Interfant 06 is an international trial and since 2009, MRD testing has been required to assess how well the babies are responding to two different types of chemotherapy. Our team performs the tests for ANZCHOG patients. In the majority of patients (those in the medium-risk group) these tests determine if they will receive chemotherapy alone (in the case of good MRD responders) or receive chemotherapy followed by a bone marrow or cord blood transplant. The uniformity of MLL MRD testing and standardisation of interpretation across the many countries participating in the trial is ensured by the MLL MRD quality control rounds for all participating laboratories.
Key external collaborators: Professor Rob Pieters, Erasmus Medical Centre, The Netherlands (trial chairman); Prof Rolf Marschalek, Frankfurt, Germany; Dr Andrew Moore, Lady Cilento Hospital, Brisbane: and Dr Rishi Kotecha, Princess Margaret Hospital, Perth (lead ANZCHOG investigator)
A/Prof Rosemary Sutton
Several international trials showed that adolescents treated with paediatric ALL protocols have better outcomes than those treated on adult ALL protocols. Based on this success, the Australian Leukaemia and Lymphoma Group is running the ALL6 trial for patients aged 15-40 years at over 16 hospitals around Australia. This trial uses Children’s Cancer Institute MRD testing. It intensifies chemotherapy but reduces the number of transplants for adults with ALL.
A parallel research project called ‘BOMBorA – Biomarkers and MRD’ is planned.
Key external collaborators: Dr Matthew Greenwood, Royal North Shore Hospital (ALL6 trial chairman)
A/Prof Rosemary Sutton

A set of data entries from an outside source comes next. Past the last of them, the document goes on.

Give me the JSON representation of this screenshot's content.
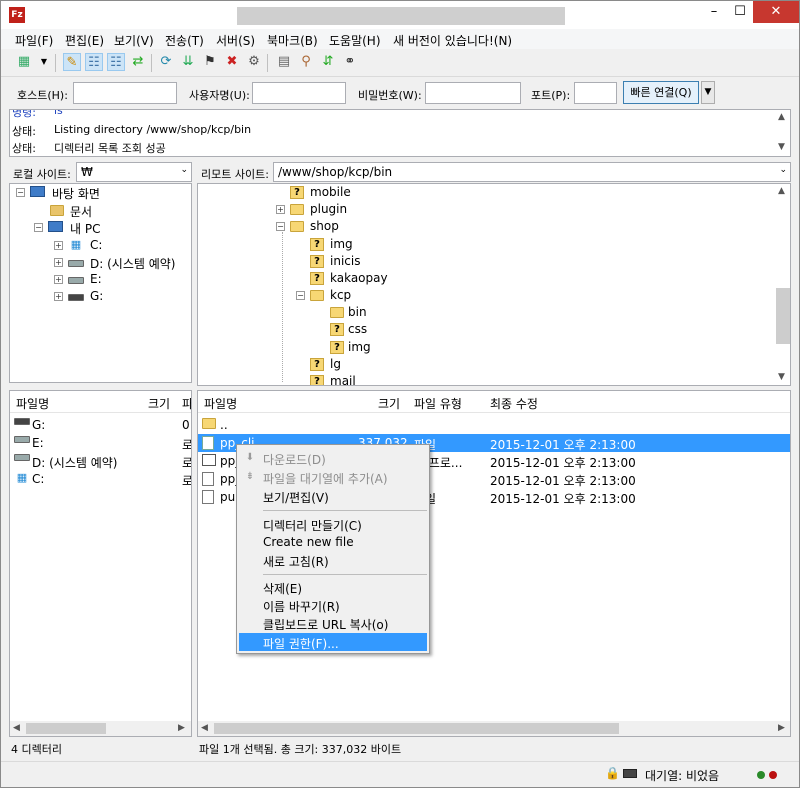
{
  "window": {
    "minimize": "–",
    "maximize": "☐",
    "close": "✕"
  },
  "menu": [
    "파일(F)",
    "편집(E)",
    "보기(V)",
    "전송(T)",
    "서버(S)",
    "북마크(B)",
    "도움말(H)",
    "새 버전이 있습니다!(N)"
  ],
  "quickconnect": {
    "host_label": "호스트(H):",
    "user_label": "사용자명(U):",
    "pass_label": "비밀번호(W):",
    "port_label": "포트(P):",
    "connect_button": "빠른 연결(Q)",
    "dropdown": "▼"
  },
  "log": [
    {
      "key": "명령:",
      "msg": "ls"
    },
    {
      "key": "상태:",
      "msg": "Listing directory /www/shop/kcp/bin"
    },
    {
      "key": "상태:",
      "msg": "디렉터리 목록 조회 성공"
    }
  ],
  "local": {
    "site_label": "로컬 사이트:",
    "site_path": "₩",
    "tree": [
      {
        "label": "바탕 화면",
        "icon": "desktop-icon"
      },
      {
        "label": "문서",
        "icon": "document-folder-icon"
      },
      {
        "label": "내 PC",
        "icon": "computer-icon"
      },
      {
        "label": "C:",
        "icon": "windows-drive-icon"
      },
      {
        "label": "D: (시스템 예약)",
        "icon": "drive-icon"
      },
      {
        "label": "E:",
        "icon": "drive-icon"
      },
      {
        "label": "G:",
        "icon": "drive-icon"
      }
    ],
    "columns": [
      "파일명",
      "크기",
      "파"
    ],
    "files": [
      {
        "name": "G:",
        "type": "0"
      },
      {
        "name": "E:",
        "type": "로"
      },
      {
        "name": "D: (시스템 예약)",
        "type": "로"
      },
      {
        "name": "C:",
        "type": "로"
      }
    ],
    "status": "4 디렉터리"
  },
  "remote": {
    "site_label": "리모트 사이트:",
    "site_path": "/www/shop/kcp/bin",
    "tree": [
      {
        "label": "mobile"
      },
      {
        "label": "plugin"
      },
      {
        "label": "shop"
      },
      {
        "label": "img"
      },
      {
        "label": "inicis"
      },
      {
        "label": "kakaopay"
      },
      {
        "label": "kcp"
      },
      {
        "label": "bin"
      },
      {
        "label": "css"
      },
      {
        "label": "img"
      },
      {
        "label": "lg"
      },
      {
        "label": "mail"
      }
    ],
    "columns": [
      "파일명",
      "크기",
      "파일 유형",
      "최종 수정"
    ],
    "files": [
      {
        "name": "..",
        "size": "",
        "type": "",
        "modified": ""
      },
      {
        "name": "pp_cli",
        "size": "337,032",
        "type": "파일",
        "modified": "2015-12-01 오후 2:13:00"
      },
      {
        "name": "pp_",
        "size": "",
        "type": "응 프로...",
        "modified": "2015-12-01 오후 2:13:00"
      },
      {
        "name": "pp_",
        "size": "",
        "type": "일",
        "modified": "2015-12-01 오후 2:13:00"
      },
      {
        "name": "pub",
        "size": "",
        "type": "파일",
        "modified": "2015-12-01 오후 2:13:00"
      }
    ],
    "status": "파일 1개 선택됨. 총 크기: 337,032 바이트"
  },
  "context_menu": {
    "download": "다운로드(D)",
    "add_to_queue": "파일을 대기열에 추가(A)",
    "view_edit": "보기/편집(V)",
    "create_dir": "디렉터리 만들기(C)",
    "create_file": "Create new file",
    "refresh": "새로 고침(R)",
    "delete": "삭제(E)",
    "rename": "이름 바꾸기(R)",
    "copy_url": "클립보드로 URL 복사(o)",
    "permissions": "파일 권한(F)..."
  },
  "statusbar": {
    "queue": "대기열: 비었음"
  },
  "colors": {
    "selection": "#3399ff",
    "close_button": "#c7372f",
    "folder": "#f7d774"
  }
}
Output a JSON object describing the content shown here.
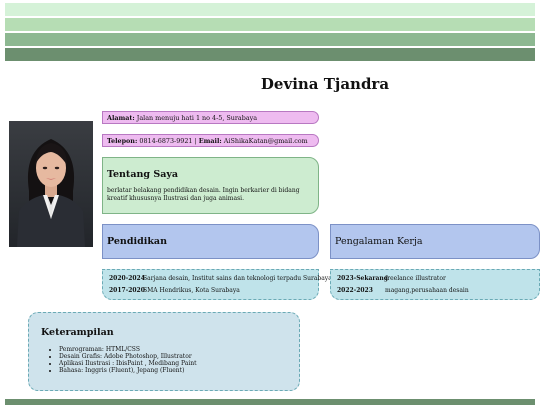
{
  "name": "Devina Tjandra",
  "contact": {
    "address_label": "Alamat:",
    "address": "Jalan menuju hati 1 no 4-5, Surabaya",
    "phone_label": "Telepon:",
    "phone": "0814-6873-9921",
    "separator": "|",
    "email_label": "Email:",
    "email": "AiShikaKatan@gmail.com"
  },
  "about": {
    "title": "Tentang Saya",
    "text": "berlatar belakang pendidikan desain. Ingin berkarier di bidang kreatif khususnya Ilustrasi dan juga animasi."
  },
  "education": {
    "title": "Pendidikan",
    "items": [
      {
        "years": "2020-2024",
        "desc": "Sarjana desain, Institut sains dan teknologi terpadu Surabaya"
      },
      {
        "years": "2017-2020",
        "desc": "SMA Hendrikus, Kota Surabaya"
      }
    ]
  },
  "experience": {
    "title": "Pengalaman Kerja",
    "items": [
      {
        "years": "2023-Sekarang",
        "desc": "freelance illustrator"
      },
      {
        "years": "2022-2023",
        "desc": "magang,perusahaan desain"
      }
    ]
  },
  "skills": {
    "title": "Keterampilan",
    "items": [
      "Pemrograman: HTML/CSS",
      "Desain Grafis: Adobe Photoshop, Illustrator",
      "Aplikasi Ilustrasi : IbisPaint , Medibang Paint",
      "Bahasa: Inggris (Fluent), Jepang (Fluent)"
    ]
  },
  "colors": {
    "band_light": "#d5f2d8",
    "band_dark": "#6c8f6f",
    "contact_pill": "#eebbf0",
    "about_box": "#cdecd0",
    "section_head": "#b3c6ee",
    "timeline_box": "#bfe3ea",
    "skills_box": "#cfe3ec"
  }
}
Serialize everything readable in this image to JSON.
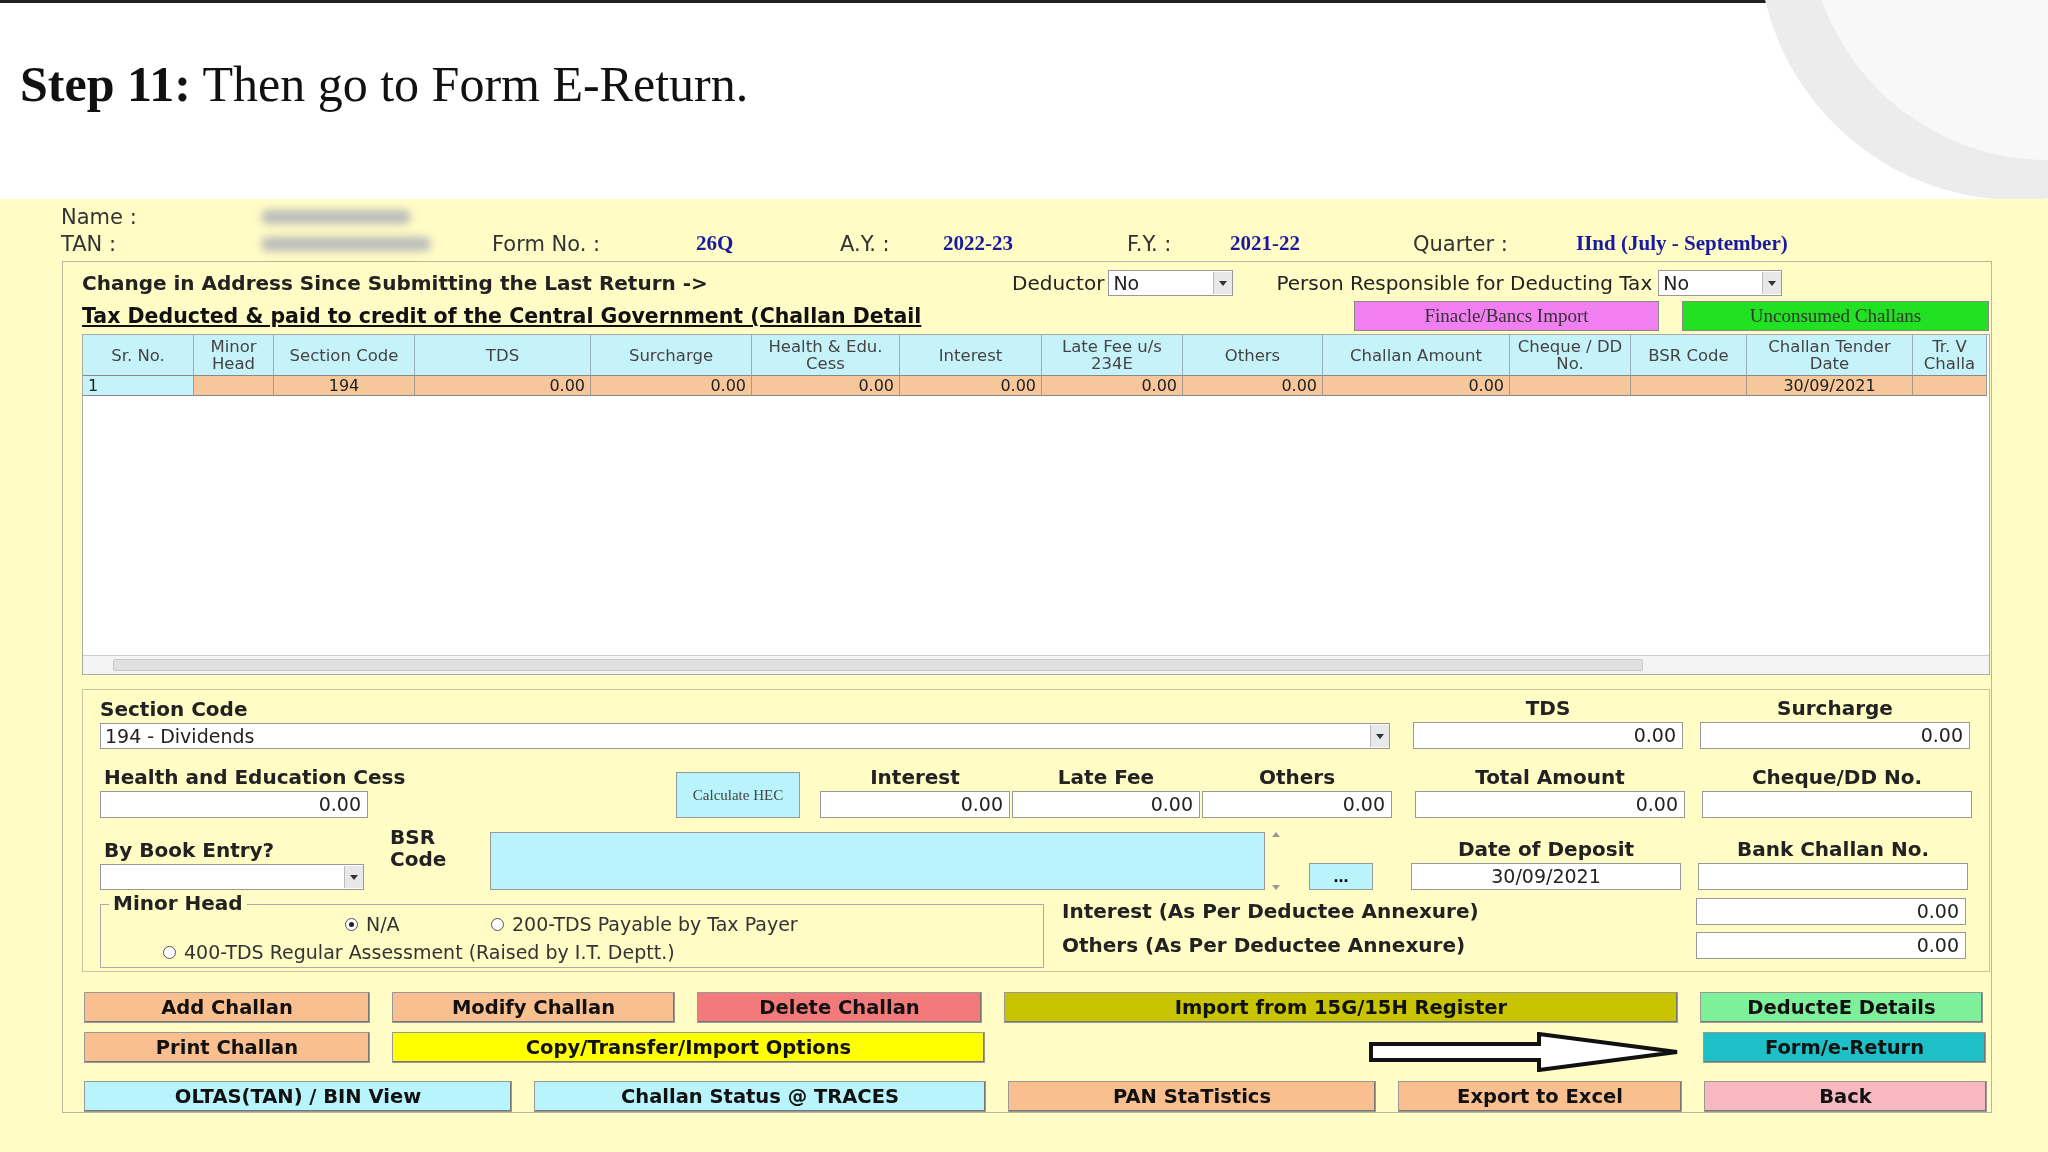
{
  "slide_heading": "**Step 11:** Then go to Form E-Return.",
  "header": {
    "name_label": "Name :",
    "tan_label": "TAN :",
    "form_label": "Form No. :",
    "form_value": "26Q",
    "ay_label": "A.Y. :",
    "ay_value": "2022-23",
    "fy_label": "F.Y. :",
    "fy_value": "2021-22",
    "quarter_label": "Quarter :",
    "quarter_value": "IInd (July - September)"
  },
  "address_change": {
    "label": "Change in Address Since Submitting the Last Return ->",
    "deductor_label": "Deductor",
    "deductor_value": "No",
    "person_label": "Person Responsible for Deducting Tax",
    "person_value": "No"
  },
  "challan_title": "Tax Deducted & paid to credit of the Central Government (Challan Detail",
  "top_buttons": [
    {
      "label": "Finacle/Bancs Import",
      "color": "#f27ff2"
    },
    {
      "label": "Unconsumed Challans",
      "color": "#22e022"
    }
  ],
  "table": {
    "columns": [
      "Sr. No.",
      "Minor Head",
      "Section Code",
      "TDS",
      "Surcharge",
      "Health & Edu. Cess",
      "Interest",
      "Late Fee u/s 234E",
      "Others",
      "Challan Amount",
      "Cheque / DD No.",
      "BSR Code",
      "Challan Tender Date",
      "Tr. V Challa"
    ],
    "rows": [
      {
        "cells": [
          {
            "text": "1"
          },
          {},
          {
            "text": "194"
          },
          {
            "text": "0.00"
          },
          {
            "text": "0.00"
          },
          {
            "text": "0.00"
          },
          {
            "text": "0.00"
          },
          {
            "text": "0.00"
          },
          {
            "text": "0.00"
          },
          {
            "text": "0.00"
          },
          {},
          {},
          {
            "text": "30/09/2021"
          },
          {}
        ]
      }
    ]
  },
  "form": {
    "section_code_label": "Section Code",
    "section_code_value": "194 - Dividends",
    "tds_label": "TDS",
    "tds_value": "0.00",
    "surcharge_label": "Surcharge",
    "surcharge_value": "0.00",
    "cess_label": "Health and Education Cess",
    "cess_value": "0.00",
    "calculate_button": "Calculate HEC",
    "interest_label": "Interest",
    "interest_value": "0.00",
    "late_fee_label": "Late Fee",
    "late_fee_value": "0.00",
    "others_label": "Others",
    "others_value": "0.00",
    "total_label": "Total Amount",
    "total_value": "0.00",
    "cheque_label": "Cheque/DD No.",
    "book_entry_label": "By Book Entry?",
    "bsr_label": "BSR Code",
    "browse_button": "...",
    "deposit_label": "Date of Deposit",
    "deposit_value": "30/09/2021",
    "bank_challan_label": "Bank Challan No.",
    "minor_head_label": "Minor Head",
    "minor_head_options": [
      {
        "label": "N/A",
        "selected": true
      },
      {
        "label": "200-TDS Payable by Tax Payer",
        "selected": false
      },
      {
        "label": "400-TDS Regular Assessment (Raised by I.T. Deptt.)",
        "selected": false
      }
    ],
    "interest_annexure_label": "Interest (As Per Deductee Annexure)",
    "interest_annexure_value": "0.00",
    "others_annexure_label": "Others (As Per Deductee Annexure)",
    "others_annexure_value": "0.00"
  },
  "buttons": [
    [
      {
        "label": "Add Challan",
        "color": "#f9bf8f"
      },
      {
        "label": "Modify Challan",
        "color": "#f9bf8f"
      },
      {
        "label": "Delete Challan",
        "color": "#f27a7a"
      },
      {
        "label": "Import from 15G/15H Register",
        "color": "#c8c400"
      },
      {
        "label": "DeducteE Details",
        "color": "#7ff09a"
      }
    ],
    [
      {
        "label": "Print Challan",
        "color": "#f9bf8f"
      },
      {
        "label": "Copy/Transfer/Import Options",
        "color": "#ffff00"
      },
      {
        "label": "Form/e-Return",
        "color": "#1ec0c8"
      }
    ],
    [
      {
        "label": "OLTAS(TAN) / BIN View",
        "color": "#b8f4fc"
      },
      {
        "label": "Challan Status @ TRACES",
        "color": "#b8f4fc"
      },
      {
        "label": "PAN StaTistics",
        "color": "#f9bf8f"
      },
      {
        "label": "Export to Excel",
        "color": "#f9bf8f"
      },
      {
        "label": "Back",
        "color": "#f7b8c0"
      }
    ]
  ]
}
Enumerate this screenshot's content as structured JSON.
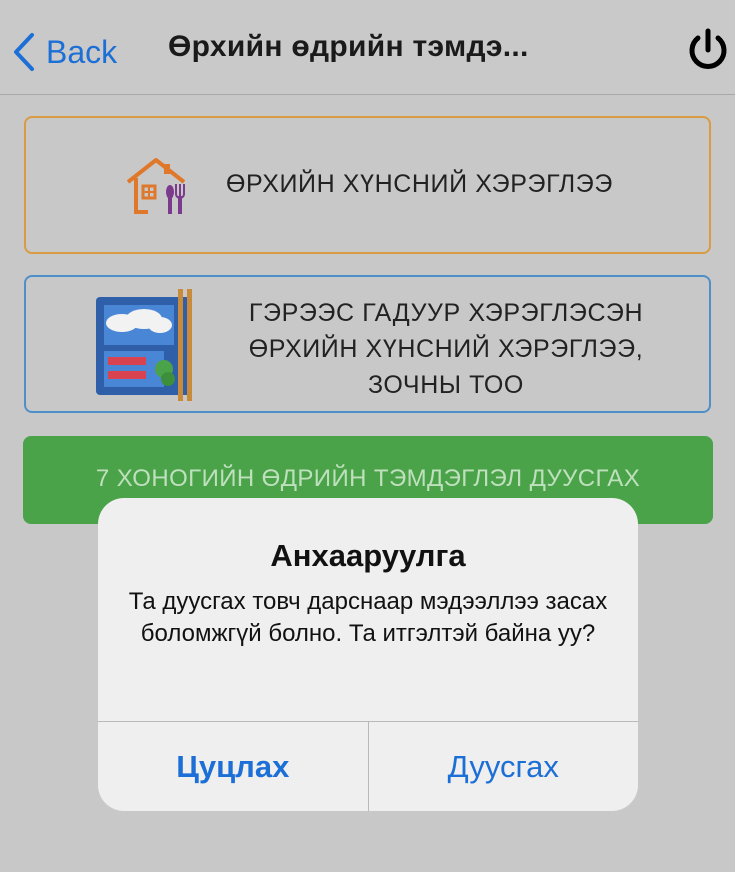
{
  "nav": {
    "back_label": "Back",
    "title": "Өрхийн өдрийн тэмдэ..."
  },
  "cards": [
    {
      "label": "ӨРХИЙН ХҮНСНИЙ ХЭРЭГЛЭЭ",
      "icon": "house-utensils-icon",
      "border_color": "#d99b43"
    },
    {
      "label": "ГЭРЭЭС ГАДУУР ХЭРЭГЛЭСЭН ӨРХИЙН ХҮНСНИЙ ХЭРЭГЛЭЭ, ЗОЧНЫ ТОО",
      "icon": "food-tray-chopsticks-icon",
      "border_color": "#4f8fc8"
    }
  ],
  "finish_button": {
    "label": "7 ХОНОГИЙН ӨДРИЙН ТЭМДЭГЛЭЛ ДУУСГАХ",
    "color": "#4aa249"
  },
  "alert": {
    "title": "Анхааруулга",
    "message": "Та дуусгах товч дарснаар мэдээллээ засах боломжгүй болно. Та итгэлтэй байна уу?",
    "cancel_label": "Цуцлах",
    "confirm_label": "Дуусгах"
  },
  "colors": {
    "accent": "#1c6fd6"
  }
}
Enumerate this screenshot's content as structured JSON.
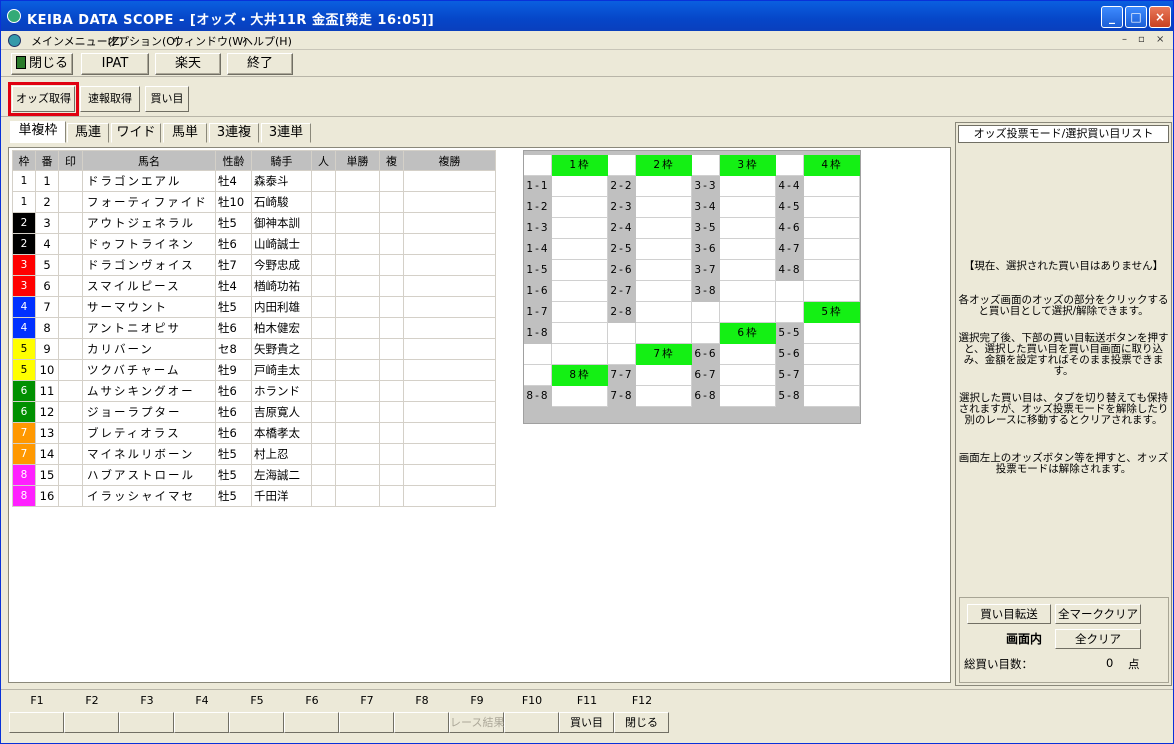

As a part of the Study 8 trial, we showed the value of MRD levels before and after transplant in predicting successful cure. Patients with MRD persisting after transplant have a high chance of relapsing, so some interventions are being trialled to prevent relapse.
The ANZCHOG-sponsored ALLSCTped 2010 FORUM trial is an international effort to reduce the side-effects of treatment in transplant patients by replacing total body irradiation with ablative chemotherapy in some transplant patients. MRD testing before and immediately after transplant is a key part of the trial.
In addition, patients can be enrolled on an extension called ‘EMAT – Evaluation of MRD After Transplant’ that is examining the value of extended monitoring with intervention when MRD is detected.
Key external collaborators: Prof Peter Shaw, Children’s Hospital Westmead; A/Prof Tracey O’Brien, Sydney Children’s Hospital Randwick
GROUP MANAGERA/Prof Rosemary Sutton
MRD DIAGNOSTIC OFFICER
SENIOR RESEARCH ASSISTANT
SENIOR TECHNICAL OFFICER